[note: Leigh was out ridiculously late last night, mayhem was involved, and she's wiped out. since we're on general pharmacology topics, it works out nicely that she can cop out with an updated repost of something she wrote a while back. enjoy!]
This topic always brings me back to the early part of my grad school years. In those days, I much preferred the pharmacodynamics (what the drug DOES when it reaches its site of action) over how the drug got to where it got. But of course, pharmacokinetics is just as important to the cumulative drug effect as pharmacodynamics. And as such, here’s how drugs get to where they’re going.
What is pharmacokinetics?
Pharmacokinetics (which is a long damned word to type, so I’m going to refer to it as PK), is the study of how the drug enters and distributes in the body. Also, how the body inactivates and eliminates the drug. Bottom line, it’s all about the basic mechanics that lead to the drug being able to work at its designated site of action, how long it takes to work, and how long it is effective.
Ok, first things first. How do drugs get into the body?
There are several ways for drugs to enter your system. I’ll go through them individually.
Oral- drugs are very commonly ingested in pill form. This means the pill dissolves in your GI tract and is absorbed through it at some stage from your stomach to your intestines. I’ll get to the complexities of absorption in a minute.
Injection- Injections can be vascular (into the blood directly) or extravascular (not directly into the bloodstream). Several different types of injections are out there.
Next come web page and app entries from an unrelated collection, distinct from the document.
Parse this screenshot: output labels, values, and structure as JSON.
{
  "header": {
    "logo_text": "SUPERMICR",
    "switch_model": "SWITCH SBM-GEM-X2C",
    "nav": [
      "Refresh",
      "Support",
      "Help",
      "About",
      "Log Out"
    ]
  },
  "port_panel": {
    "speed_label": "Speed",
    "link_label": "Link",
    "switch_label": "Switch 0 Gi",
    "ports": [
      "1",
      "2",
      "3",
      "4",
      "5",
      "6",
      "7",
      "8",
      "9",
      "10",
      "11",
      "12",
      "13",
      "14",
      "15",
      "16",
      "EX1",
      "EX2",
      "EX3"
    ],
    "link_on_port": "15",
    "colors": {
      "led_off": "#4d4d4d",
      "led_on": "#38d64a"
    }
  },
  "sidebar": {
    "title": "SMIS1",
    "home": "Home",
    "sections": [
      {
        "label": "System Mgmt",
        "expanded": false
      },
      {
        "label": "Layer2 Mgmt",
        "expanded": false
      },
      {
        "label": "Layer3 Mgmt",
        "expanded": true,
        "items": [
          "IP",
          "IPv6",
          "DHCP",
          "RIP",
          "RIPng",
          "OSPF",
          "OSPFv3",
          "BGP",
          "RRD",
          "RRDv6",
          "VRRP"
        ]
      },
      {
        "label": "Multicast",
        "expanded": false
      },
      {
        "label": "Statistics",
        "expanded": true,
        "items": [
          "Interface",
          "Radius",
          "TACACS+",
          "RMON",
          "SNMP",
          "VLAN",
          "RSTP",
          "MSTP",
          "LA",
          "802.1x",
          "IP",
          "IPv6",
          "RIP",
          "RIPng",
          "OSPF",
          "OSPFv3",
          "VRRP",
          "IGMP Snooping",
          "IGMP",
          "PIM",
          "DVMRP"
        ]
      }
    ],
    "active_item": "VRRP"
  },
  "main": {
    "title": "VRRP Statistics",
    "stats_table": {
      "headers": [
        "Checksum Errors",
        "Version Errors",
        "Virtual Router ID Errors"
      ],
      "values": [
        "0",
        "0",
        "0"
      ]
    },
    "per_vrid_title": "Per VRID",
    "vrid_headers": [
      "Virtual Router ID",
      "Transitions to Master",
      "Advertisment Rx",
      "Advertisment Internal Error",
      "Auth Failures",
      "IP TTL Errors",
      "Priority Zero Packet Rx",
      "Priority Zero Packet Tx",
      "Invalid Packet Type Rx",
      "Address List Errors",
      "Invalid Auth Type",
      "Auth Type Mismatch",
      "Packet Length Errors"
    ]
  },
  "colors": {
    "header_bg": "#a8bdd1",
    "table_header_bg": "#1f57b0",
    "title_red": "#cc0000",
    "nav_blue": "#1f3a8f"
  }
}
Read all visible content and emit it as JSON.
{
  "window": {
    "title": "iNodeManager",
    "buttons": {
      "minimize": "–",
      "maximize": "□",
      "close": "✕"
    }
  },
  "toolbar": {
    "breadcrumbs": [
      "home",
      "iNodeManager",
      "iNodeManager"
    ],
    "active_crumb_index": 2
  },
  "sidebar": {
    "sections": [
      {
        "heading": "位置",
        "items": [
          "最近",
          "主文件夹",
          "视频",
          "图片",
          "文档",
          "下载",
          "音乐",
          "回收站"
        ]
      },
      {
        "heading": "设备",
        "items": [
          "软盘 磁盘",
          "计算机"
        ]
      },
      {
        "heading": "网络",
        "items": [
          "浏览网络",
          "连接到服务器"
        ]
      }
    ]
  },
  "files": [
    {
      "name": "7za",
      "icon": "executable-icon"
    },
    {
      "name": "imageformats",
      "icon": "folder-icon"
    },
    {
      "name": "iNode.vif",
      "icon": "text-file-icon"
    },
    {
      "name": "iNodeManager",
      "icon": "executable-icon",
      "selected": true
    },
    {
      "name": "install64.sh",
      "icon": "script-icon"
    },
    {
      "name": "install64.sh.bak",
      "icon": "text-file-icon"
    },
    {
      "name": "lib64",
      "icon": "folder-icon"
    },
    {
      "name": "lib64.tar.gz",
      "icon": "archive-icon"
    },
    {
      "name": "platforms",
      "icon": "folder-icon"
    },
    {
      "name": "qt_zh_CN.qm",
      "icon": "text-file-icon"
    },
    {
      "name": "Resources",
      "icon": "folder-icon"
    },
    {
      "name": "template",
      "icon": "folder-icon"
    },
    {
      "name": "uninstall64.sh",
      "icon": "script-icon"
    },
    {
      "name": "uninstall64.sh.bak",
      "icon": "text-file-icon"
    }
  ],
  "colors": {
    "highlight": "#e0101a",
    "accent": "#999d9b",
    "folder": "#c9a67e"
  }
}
For most small molecule drugs, they can be injected intravenously or intraarterially. This is just into an available vein or artery, where it goes straight into your bloodstream, no membrane-crossing absorption needed. This is important, because there are plenty of drugs out there that won’t absorb through membranes and must be injected. There are also drugs that will be degraded by the low pH in your stomach- think protein-based drugs in an environment that has evolved to break down protein. The other injection routes are into muscle (intramuscular), subcutaneous (under the skin), and finally intraperitoneal (into the abdominal cavity).
Inhalation- You didn’t think I would leave this one out, did you? Inhalation is a very common drug administration route. For asthma, for example, inhaling your fast-acting drug puts the drug directly where you want it. For other than asthma- smoking is a very effective way to rapidly get a highly lipophilic drug into your system, particularly for drugs that are CNS active. The aerosolized drug meets the large surface area in your lungs, if it’s lipophilic it will slip right on through the membrane, and tada! It’s on its way to your brain, which is perfused with freshly oxygenated blood from your lungs.
Intranasal- Yes, this is a word for “snorting” a drug- yet another way to put drug into your body. Again, if the drug crosses membranes easily, it’s suddenly right there in the circulation in your head. Gets rapid action of lipophilic CNS-active drugs.
Percutaneous- Patches of drug are fairly common- ever try to quit smoking with the nicotine patch? Heard of the (now fairly unpopular) birth control patch? Both of these administer drug through your skin. Those of you familiar with pain management have probably heard of the fentanyl patch, same concept.
Those are pretty much the most common things people run across. So, what’s next? For most routes of administration, the drug has to get from its entry point in your body to the bloodstream. (Of course, for vascular routes of administration, we bypass this step.)
Getting into the bloodstream
Primarily, the challenge of getting drug into your bloodstream comes down to the ionization state of the drug. Let me explain. An ionized drug is charged, and charged molecules don’t make it across hydrophobic membranes. Just to stop and clarify, something that is hydrophobic will not mix with water. Hydrophilic is the opposite- it will mix with water easily. And lipophilic is pretty much the same as hydrophobic- will not mix with water, will mix with oily things. Ok, back on track. So charged molecules are happier in water-based solutes and won’t go through membranes. Uncharged molecules stand an infinitely better chance of crossing a membrane like the ones that stand between the drug and your bloodstream.
The charge of your drug depends on its pKa and the pH of the environment. The pKa of your drug is a constant (ie, it differs for each drug) determined by its molecular composition. iI you’d like, we can get into the biochemistry of pKa but for now let’s keep it at the level of the pKa being a constant that’s unique for each drug. The pKa in combination with the Henderson-Hasselbalch equation will tell you the ratio of charged molecules to uncharged molecules at a given environmental pH.
The Henderson-Hasselbalch equation tells us:
pH = pKa + log(charged/uncharged)
So knowing this relationship, if we know the pH of the environment the drug is in (say, the stomach), we can determine how much of the drug is in an uncharged state and therefore will cross the membrane to get into the bloodstream.
Assuming the drug is uncharged, it will cross through membrane layers like the ones in the cells that make up your stomach lining, your alveoli (those are in your lungs), and your blood vessels. And now it’s in your blood and can get distributed throughout your body!
Stay tuned, tomorrow we'll have Part 2, in which the drug is distributed and metabolized! It's a gripping story. Be sure to catch it!